*** Extracted information Section Begins ***

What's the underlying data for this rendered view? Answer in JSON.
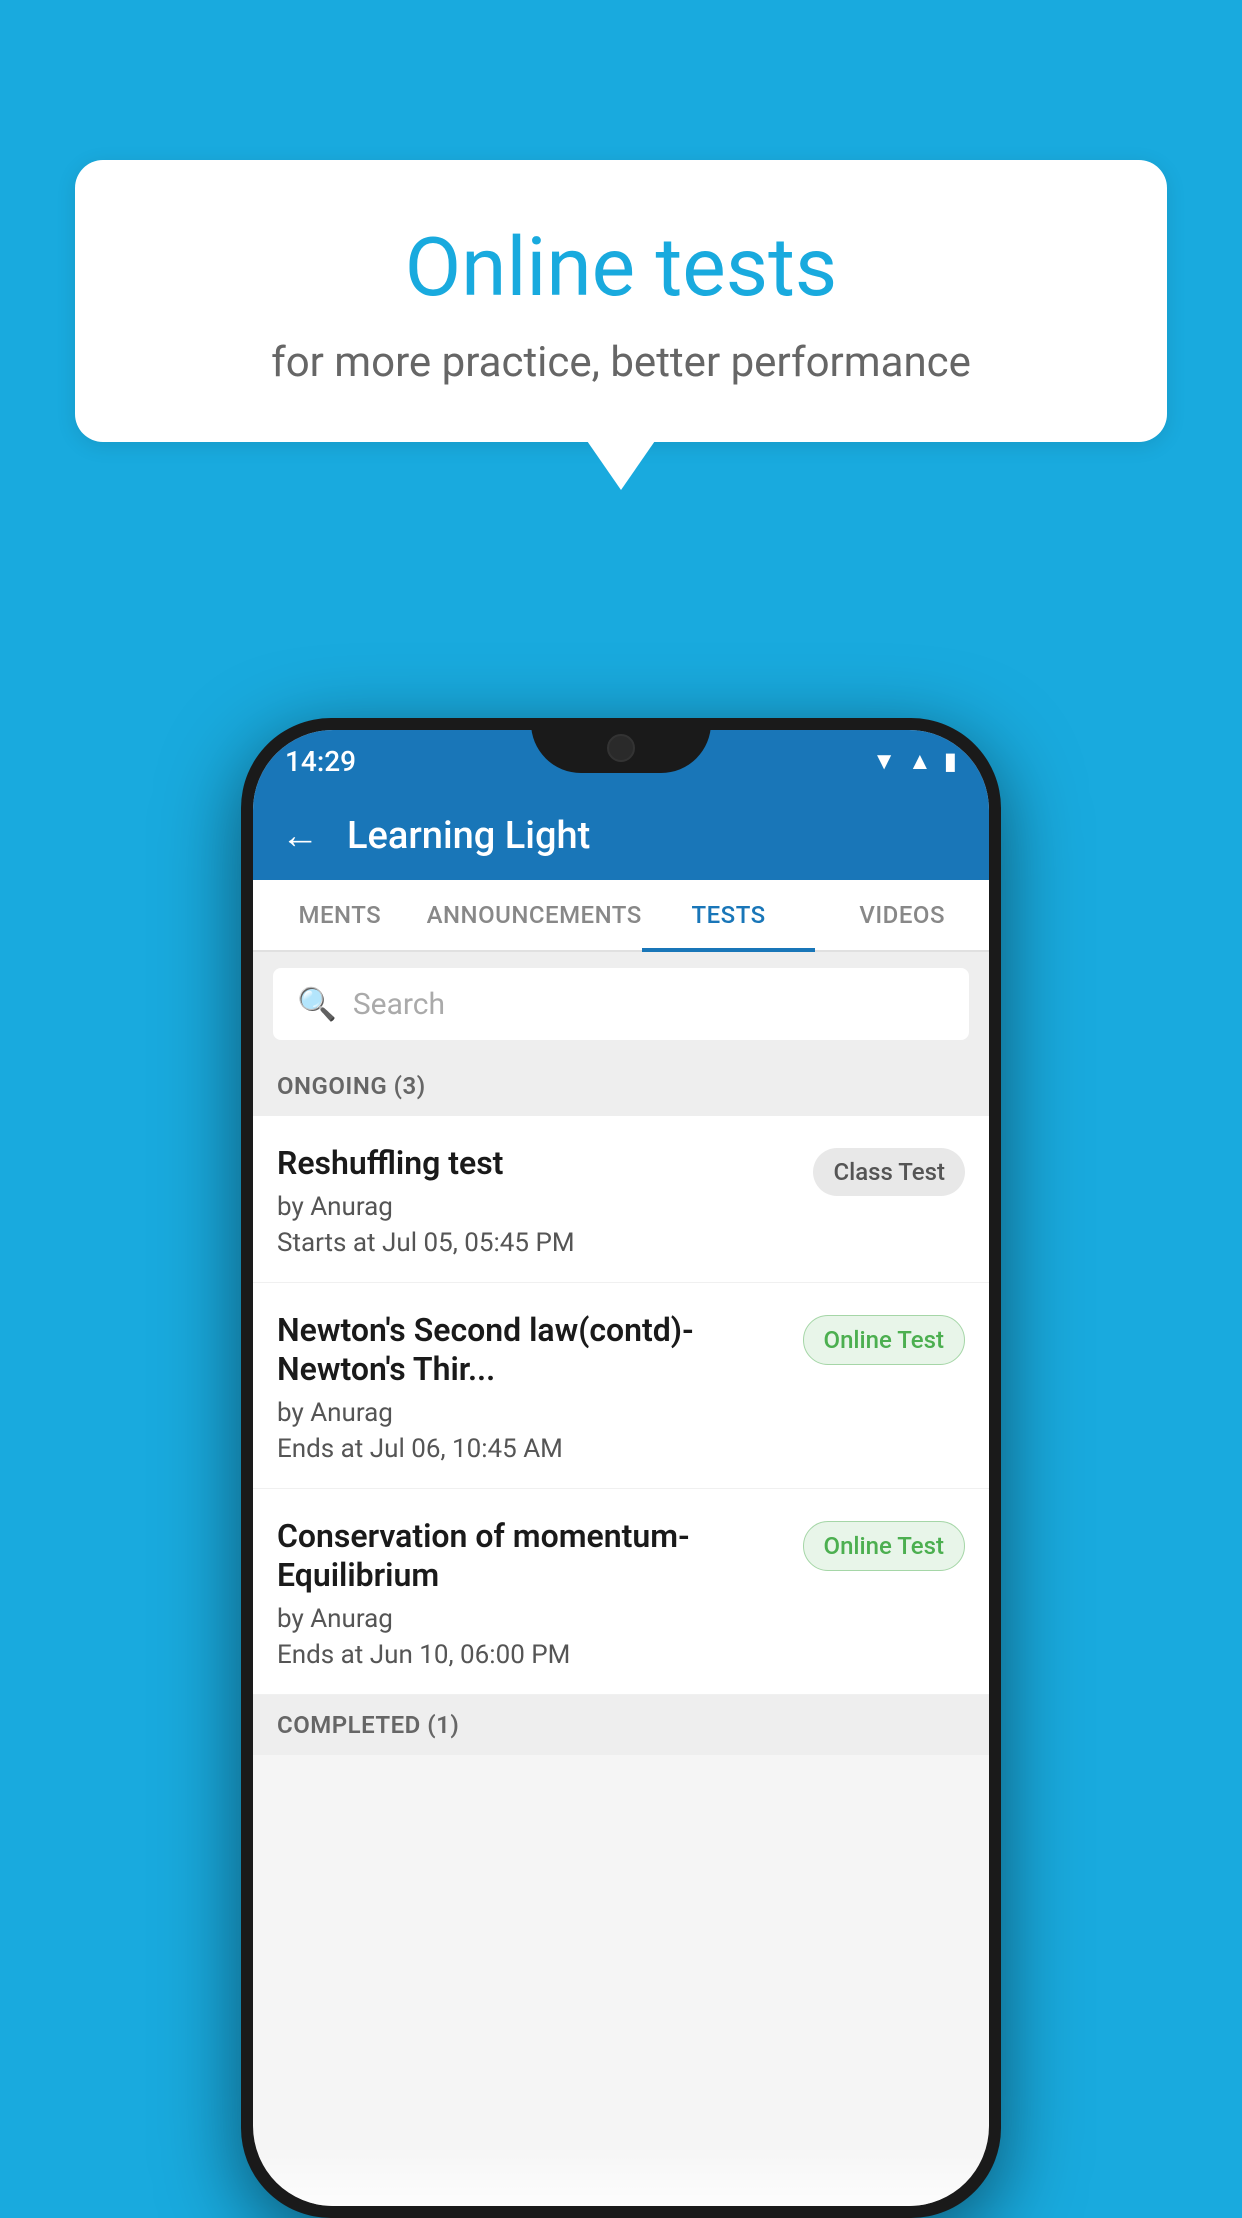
{
  "background_color": "#19aade",
  "speech_bubble": {
    "title": "Online tests",
    "subtitle": "for more practice, better performance"
  },
  "phone": {
    "status_bar": {
      "time": "14:29",
      "icons": [
        "wifi",
        "signal",
        "battery"
      ]
    },
    "app_bar": {
      "back_icon": "←",
      "title": "Learning Light"
    },
    "tabs": [
      {
        "label": "MENTS",
        "active": false
      },
      {
        "label": "ANNOUNCEMENTS",
        "active": false
      },
      {
        "label": "TESTS",
        "active": true
      },
      {
        "label": "VIDEOS",
        "active": false
      }
    ],
    "search": {
      "placeholder": "Search",
      "icon": "🔍"
    },
    "sections": [
      {
        "header": "ONGOING (3)",
        "tests": [
          {
            "title": "Reshuffling test",
            "author": "by Anurag",
            "time_label": "Starts at",
            "time": "Jul 05, 05:45 PM",
            "badge": "Class Test",
            "badge_type": "class"
          },
          {
            "title": "Newton's Second law(contd)-Newton's Thir...",
            "author": "by Anurag",
            "time_label": "Ends at",
            "time": "Jul 06, 10:45 AM",
            "badge": "Online Test",
            "badge_type": "online"
          },
          {
            "title": "Conservation of momentum-Equilibrium",
            "author": "by Anurag",
            "time_label": "Ends at",
            "time": "Jun 10, 06:00 PM",
            "badge": "Online Test",
            "badge_type": "online"
          }
        ]
      },
      {
        "header": "COMPLETED (1)",
        "tests": []
      }
    ]
  }
}
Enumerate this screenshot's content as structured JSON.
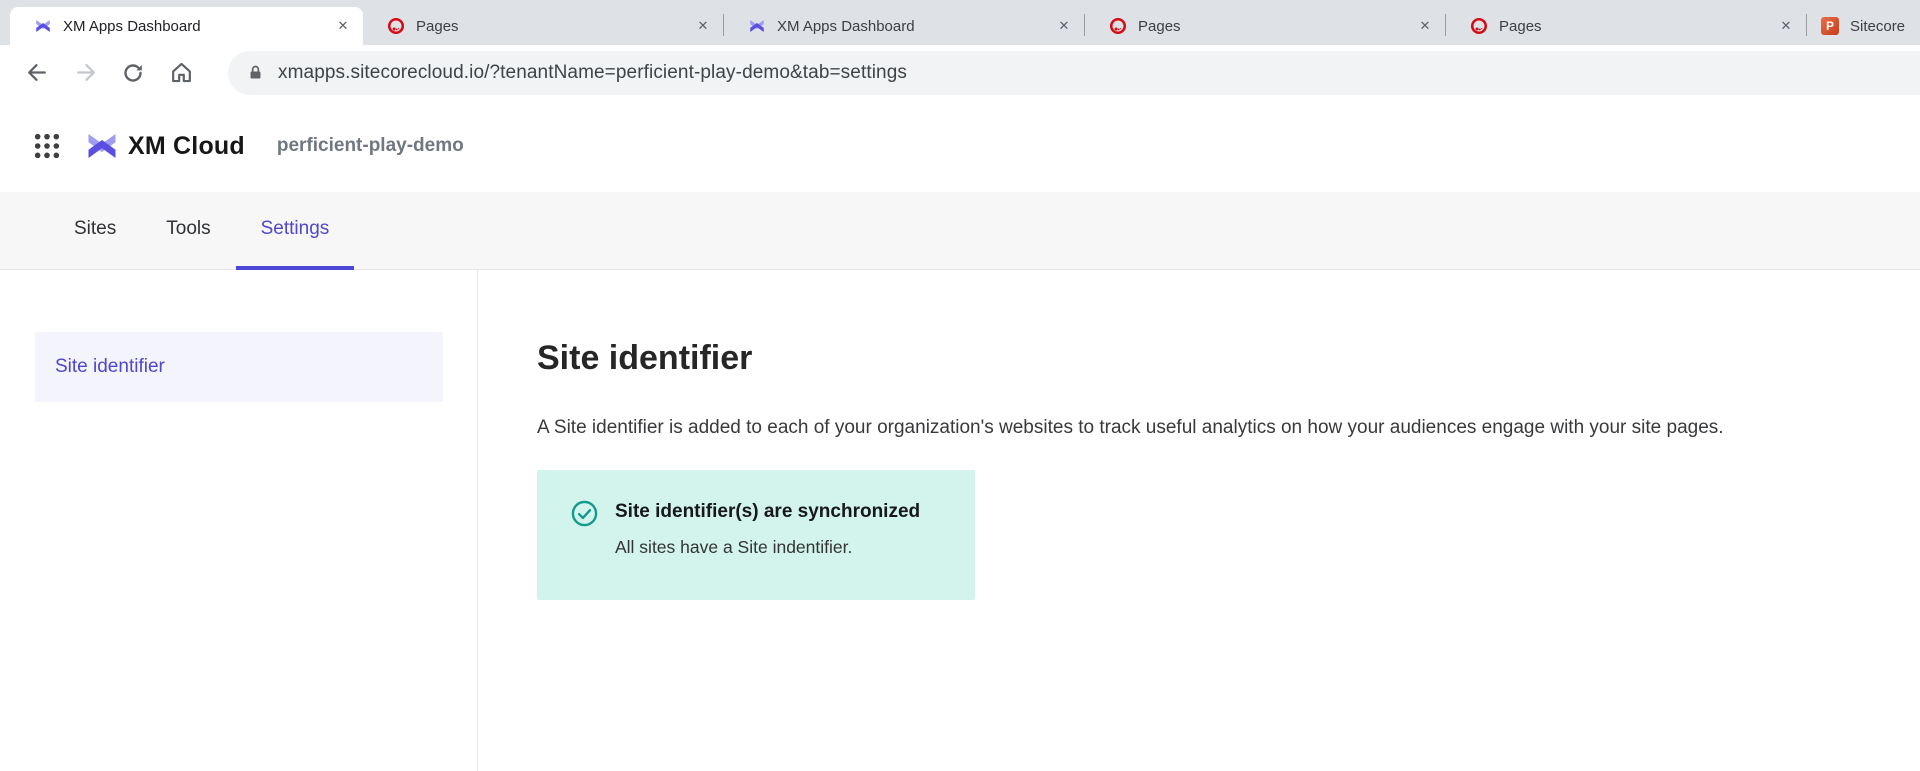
{
  "browser": {
    "tabs": [
      {
        "title": "XM Apps Dashboard",
        "icon": "xm-cloud-icon",
        "active": true
      },
      {
        "title": "Pages",
        "icon": "sitecore-icon",
        "active": false
      },
      {
        "title": "XM Apps Dashboard",
        "icon": "xm-cloud-icon",
        "active": false
      },
      {
        "title": "Pages",
        "icon": "sitecore-icon",
        "active": false
      },
      {
        "title": "Pages",
        "icon": "sitecore-icon",
        "active": false
      },
      {
        "title": "Sitecore",
        "icon": "powerpoint-icon",
        "active": false,
        "partial": true
      }
    ],
    "close_glyph": "✕",
    "powerpoint_letter": "P",
    "url": "xmapps.sitecorecloud.io/?tenantName=perficient-play-demo&tab=settings"
  },
  "app": {
    "product_name": "XM Cloud",
    "tenant": "perficient-play-demo",
    "nav_tabs": [
      {
        "label": "Sites",
        "active": false
      },
      {
        "label": "Tools",
        "active": false
      },
      {
        "label": "Settings",
        "active": true
      }
    ],
    "sidebar": {
      "items": [
        {
          "label": "Site identifier",
          "active": true
        }
      ]
    },
    "main": {
      "title": "Site identifier",
      "description": "A Site identifier is added to each of your organization's websites to track useful analytics on how your audiences engage with your site pages.",
      "alert": {
        "status": "success",
        "title": "Site identifier(s) are synchronized",
        "body": "All sites have a Site indentifier."
      }
    },
    "colors": {
      "accent_purple": "#4f46cf",
      "logo_purple_dark": "#5a4fe0",
      "logo_purple_light": "#a09cf0",
      "success_teal": "#11998c",
      "alert_background": "#d2f4ec",
      "selected_item_background": "#f4f4fd",
      "sitecore_red": "#d40b12"
    }
  }
}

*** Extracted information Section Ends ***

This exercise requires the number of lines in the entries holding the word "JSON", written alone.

- [Solution to this problem]
2